Leave every picture out, and write out the remaining entries exactly.

▶ [Supplied records]:

┏━━

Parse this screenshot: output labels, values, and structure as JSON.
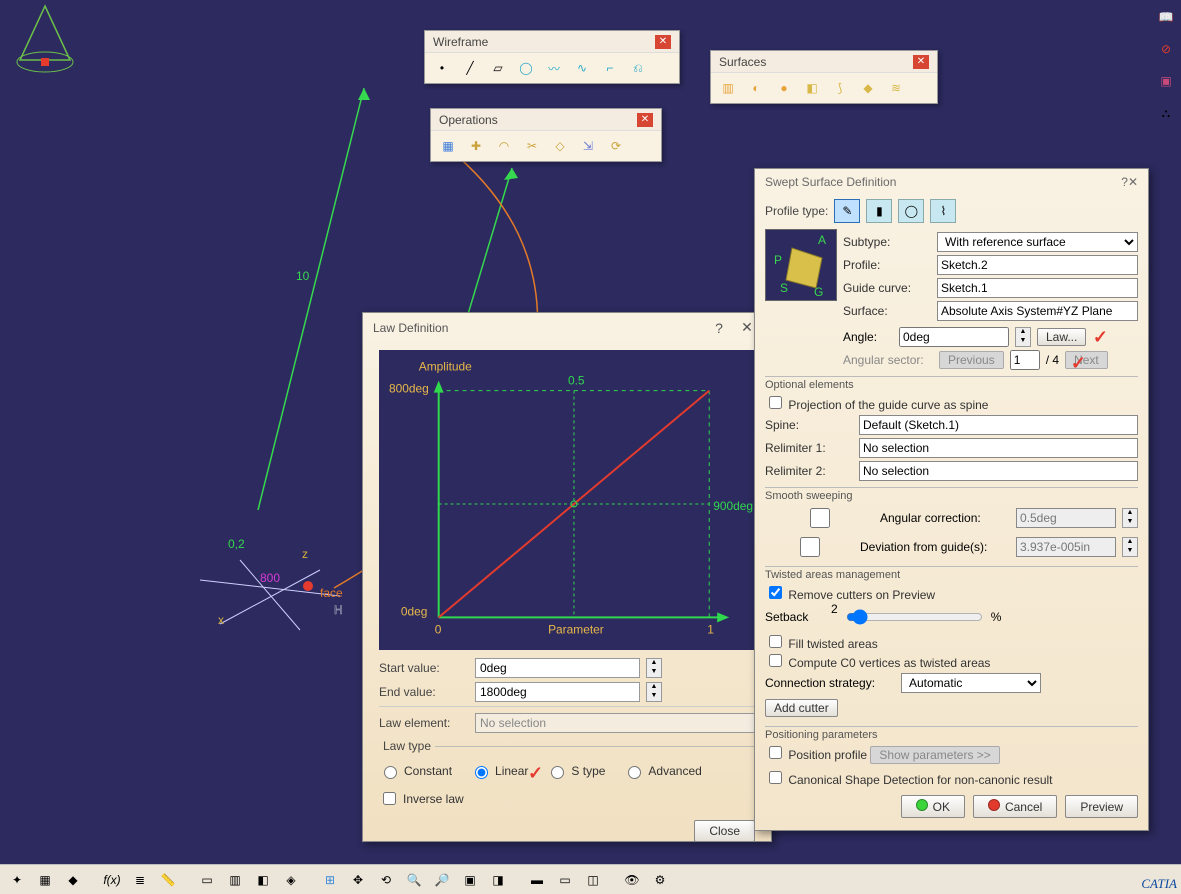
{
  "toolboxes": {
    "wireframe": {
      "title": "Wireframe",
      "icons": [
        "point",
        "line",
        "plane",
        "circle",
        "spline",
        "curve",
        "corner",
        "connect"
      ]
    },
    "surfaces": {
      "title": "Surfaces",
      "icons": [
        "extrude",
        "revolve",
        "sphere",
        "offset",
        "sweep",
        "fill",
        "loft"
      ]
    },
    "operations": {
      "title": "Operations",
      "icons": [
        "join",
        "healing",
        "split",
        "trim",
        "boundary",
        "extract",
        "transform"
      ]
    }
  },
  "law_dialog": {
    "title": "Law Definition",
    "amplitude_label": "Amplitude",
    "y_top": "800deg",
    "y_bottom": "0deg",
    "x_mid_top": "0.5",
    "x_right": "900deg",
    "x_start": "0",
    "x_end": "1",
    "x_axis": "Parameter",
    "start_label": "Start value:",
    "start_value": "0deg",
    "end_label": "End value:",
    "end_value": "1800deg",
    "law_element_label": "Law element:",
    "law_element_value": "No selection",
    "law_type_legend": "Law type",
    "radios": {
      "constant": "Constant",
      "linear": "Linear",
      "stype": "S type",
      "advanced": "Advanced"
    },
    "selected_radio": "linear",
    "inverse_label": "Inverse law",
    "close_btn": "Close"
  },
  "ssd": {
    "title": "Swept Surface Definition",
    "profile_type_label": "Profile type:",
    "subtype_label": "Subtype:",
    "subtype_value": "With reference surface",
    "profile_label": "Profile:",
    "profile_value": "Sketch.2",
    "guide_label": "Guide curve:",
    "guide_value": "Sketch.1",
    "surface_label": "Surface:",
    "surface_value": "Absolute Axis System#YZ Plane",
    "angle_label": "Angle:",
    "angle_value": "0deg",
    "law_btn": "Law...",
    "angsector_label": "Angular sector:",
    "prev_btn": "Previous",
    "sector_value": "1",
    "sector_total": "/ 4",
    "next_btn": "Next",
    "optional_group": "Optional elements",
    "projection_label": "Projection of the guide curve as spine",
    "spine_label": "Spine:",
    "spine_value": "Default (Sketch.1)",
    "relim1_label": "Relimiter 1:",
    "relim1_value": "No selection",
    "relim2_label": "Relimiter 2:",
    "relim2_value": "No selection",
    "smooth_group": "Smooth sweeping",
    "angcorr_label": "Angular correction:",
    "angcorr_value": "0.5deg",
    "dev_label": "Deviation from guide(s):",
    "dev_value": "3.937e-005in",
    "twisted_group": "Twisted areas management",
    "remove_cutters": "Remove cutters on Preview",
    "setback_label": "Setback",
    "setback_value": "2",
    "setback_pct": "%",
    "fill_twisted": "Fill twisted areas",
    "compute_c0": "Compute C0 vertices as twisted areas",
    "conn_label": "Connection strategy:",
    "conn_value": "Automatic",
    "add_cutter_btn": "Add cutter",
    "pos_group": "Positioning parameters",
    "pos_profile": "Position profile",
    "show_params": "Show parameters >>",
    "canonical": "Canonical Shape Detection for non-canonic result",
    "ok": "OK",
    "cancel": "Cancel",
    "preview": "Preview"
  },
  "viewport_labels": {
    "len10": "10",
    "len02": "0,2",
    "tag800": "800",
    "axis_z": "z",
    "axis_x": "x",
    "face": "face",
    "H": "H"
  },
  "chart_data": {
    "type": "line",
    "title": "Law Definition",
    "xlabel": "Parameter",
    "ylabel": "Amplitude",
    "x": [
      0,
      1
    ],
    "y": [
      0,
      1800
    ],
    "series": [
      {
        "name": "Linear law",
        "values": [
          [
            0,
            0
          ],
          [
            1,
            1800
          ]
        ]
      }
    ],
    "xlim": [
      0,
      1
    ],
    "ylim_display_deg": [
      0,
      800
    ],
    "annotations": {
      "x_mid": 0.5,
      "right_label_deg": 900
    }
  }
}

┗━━

▶ [Response box]:
Parse this screenshot: output labels, values, and structure as JSON.
{
  "toolboxes": {
    "wireframe": {
      "title": "Wireframe",
      "icons": [
        "point",
        "line",
        "plane",
        "circle",
        "spline",
        "curve",
        "corner",
        "connect"
      ]
    },
    "surfaces": {
      "title": "Surfaces",
      "icons": [
        "extrude",
        "revolve",
        "sphere",
        "offset",
        "sweep",
        "fill",
        "loft"
      ]
    },
    "operations": {
      "title": "Operations",
      "icons": [
        "join",
        "healing",
        "split",
        "trim",
        "boundary",
        "extract",
        "transform"
      ]
    }
  },
  "law_dialog": {
    "title": "Law Definition",
    "amplitude_label": "Amplitude",
    "y_top": "800deg",
    "y_bottom": "0deg",
    "x_mid_top": "0.5",
    "x_right": "900deg",
    "x_start": "0",
    "x_end": "1",
    "x_axis": "Parameter",
    "start_label": "Start value:",
    "start_value": "0deg",
    "end_label": "End value:",
    "end_value": "1800deg",
    "law_element_label": "Law element:",
    "law_element_value": "No selection",
    "law_type_legend": "Law type",
    "radios": {
      "constant": "Constant",
      "linear": "Linear",
      "stype": "S type",
      "advanced": "Advanced"
    },
    "selected_radio": "linear",
    "inverse_label": "Inverse law",
    "close_btn": "Close"
  },
  "ssd": {
    "title": "Swept Surface Definition",
    "profile_type_label": "Profile type:",
    "subtype_label": "Subtype:",
    "subtype_value": "With reference surface",
    "profile_label": "Profile:",
    "profile_value": "Sketch.2",
    "guide_label": "Guide curve:",
    "guide_value": "Sketch.1",
    "surface_label": "Surface:",
    "surface_value": "Absolute Axis System#YZ Plane",
    "angle_label": "Angle:",
    "angle_value": "0deg",
    "law_btn": "Law...",
    "angsector_label": "Angular sector:",
    "prev_btn": "Previous",
    "sector_value": "1",
    "sector_total": "/ 4",
    "next_btn": "Next",
    "optional_group": "Optional elements",
    "projection_label": "Projection of the guide curve as spine",
    "spine_label": "Spine:",
    "spine_value": "Default (Sketch.1)",
    "relim1_label": "Relimiter 1:",
    "relim1_value": "No selection",
    "relim2_label": "Relimiter 2:",
    "relim2_value": "No selection",
    "smooth_group": "Smooth sweeping",
    "angcorr_label": "Angular correction:",
    "angcorr_value": "0.5deg",
    "dev_label": "Deviation from guide(s):",
    "dev_value": "3.937e-005in",
    "twisted_group": "Twisted areas management",
    "remove_cutters": "Remove cutters on Preview",
    "setback_label": "Setback",
    "setback_value": "2",
    "setback_pct": "%",
    "fill_twisted": "Fill twisted areas",
    "compute_c0": "Compute C0 vertices as twisted areas",
    "conn_label": "Connection strategy:",
    "conn_value": "Automatic",
    "add_cutter_btn": "Add cutter",
    "pos_group": "Positioning parameters",
    "pos_profile": "Position profile",
    "show_params": "Show parameters >>",
    "canonical": "Canonical Shape Detection for non-canonic result",
    "ok": "OK",
    "cancel": "Cancel",
    "preview": "Preview"
  },
  "viewport_labels": {
    "len10": "10",
    "len02": "0,2",
    "tag800": "800",
    "axis_z": "z",
    "axis_x": "x",
    "face": "face",
    "H": "H"
  },
  "chart_data": {
    "type": "line",
    "title": "Law Definition",
    "xlabel": "Parameter",
    "ylabel": "Amplitude",
    "x": [
      0,
      1
    ],
    "y": [
      0,
      1800
    ],
    "series": [
      {
        "name": "Linear law",
        "values": [
          [
            0,
            0
          ],
          [
            1,
            1800
          ]
        ]
      }
    ],
    "xlim": [
      0,
      1
    ],
    "ylim_display_deg": [
      0,
      800
    ],
    "annotations": {
      "x_mid": 0.5,
      "right_label_deg": 900
    }
  }
}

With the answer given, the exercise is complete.